There was nothing for it. I was going to have to enter a price comparison web site. I have tried to use such places before. To change energy suppliers. I got so bogged down in kilo watt hours and such like that I gave up trying. It had seemed that I needed to refresh my Maths A level before attempting again. I was hoping an insurance site might need less algebra skills.

In the event, although it took a fair while, most of the questions could be answered from my handy, if expensive, renewal letter. And the others I did my best with. I pressed the button. Those few seconds whilst the site was ‘getting quotes’ felt a bit like Christmas morning as a kid when one has awoken too early and is not able to immediately investigate the bulging stocking at the end of the bed. Well maybe I exaggerate a little. But my internet is very slow (something else on the admin pile) and so it did seem that time stretched out a little.

Well when those quotes came up I was staggered with how much less some of them were.

The first thing I did was scroll down to a name I recognised. Call me cautious but I struggle to buy stuff from firms I have never heard of. Plus a lot of them had rather dodgy looking ratings. It is all well and good paying tuppence ha’penny for an insurance policy but if the claims process is going to let you down it seems rather pointless.

Even discounting the more discounted quotes based on my gut feel and innate warning system of ‘if it seems to good to be true it probably is’ I could get my insurance nearly £450 cheaper elsewhere.
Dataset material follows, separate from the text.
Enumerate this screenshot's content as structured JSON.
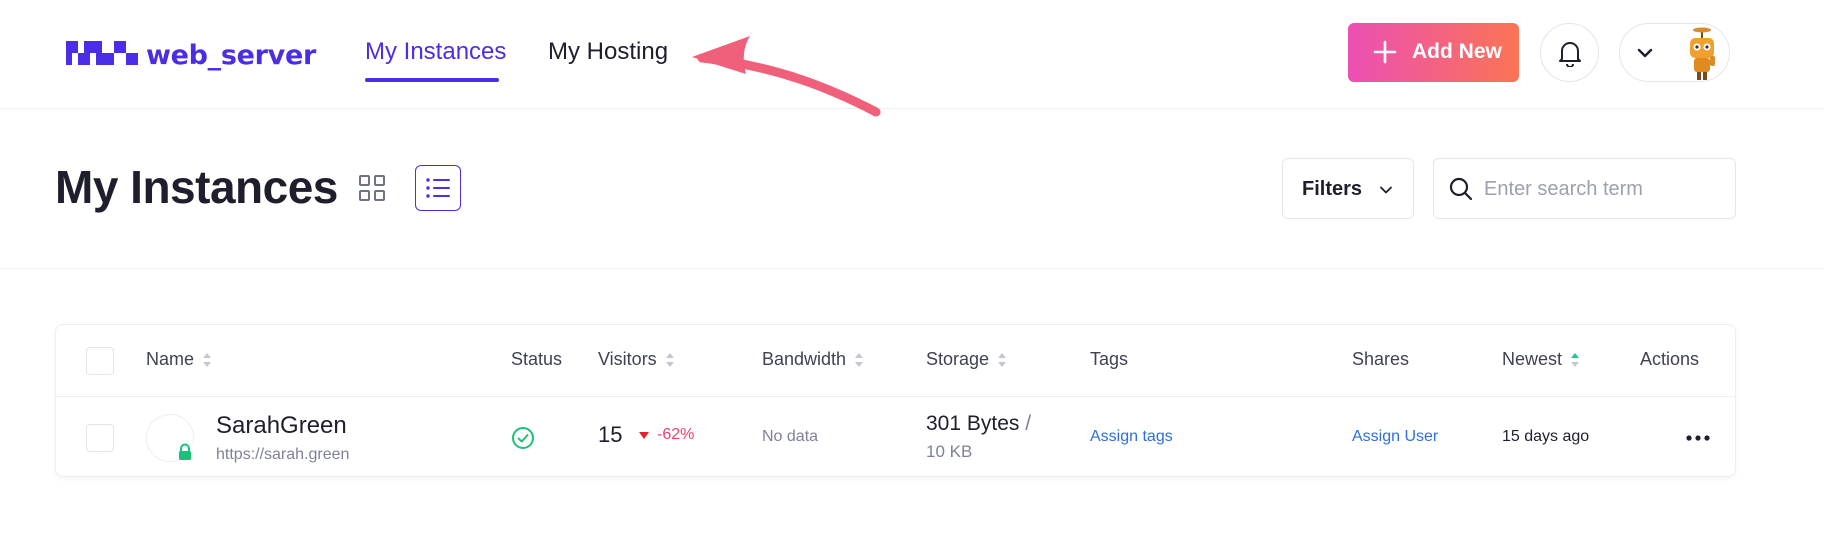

I still was not convinced and went through to the well known department store’s actual site and made sure the quote was like for actual like. OK I needed to amend the voluntary excess down a bit which put the price up a bit. Still a £425 saving.

I rang them. That warning bell was still going off in my head. It took three minutes to get through the menu system and to listen to all the dire warnings about lieing and to their privacy policy which basically consists of one having no privacy unless one stipulates that one wants privacy.

I got a lovely lady. In the UK. Always a bonus. I checked my concerns. Had they understood my claims history? Where my specified items showing? Etc. She confirmed all was in order and urged me to complete the process on line as it would be more expensive to do it through her. Good advice too.

My mind was almost made up. My innate sense of loyalty kicked in. I rang my current insurer to see if they could do anything and anyway I would need to tell them I wished to cancel. I got through their menu system in record time as I had clicked ‘I wish to cancel my insurance’ early on in the process. That seemed to help.

I explained that their insurance was too expensive. The man ‘ran through the renewal terms’ and came back with an offer £200 lower than the original quote. I was flabbergasted. In fact now I was even more cross. I asked him why he was suddenly able to provide me with insurance for £200 less a year than previously quoted.

He spouted some guff about the quote being computer generated and then I let him talk on by saying nothing and his ‘excuses’ got lamer and lamer. In summary what he meant was:

If you are a sucker who does not challenge his insurance quote you will get shafted.

I ‘politely’ declined his offer. Added accidental damage to my new quote and still proceeded to save our family £400 a year less the cost a few phone calls and my time, which as we know costs nothing.

The price of loyalty, it seems, is extremely high.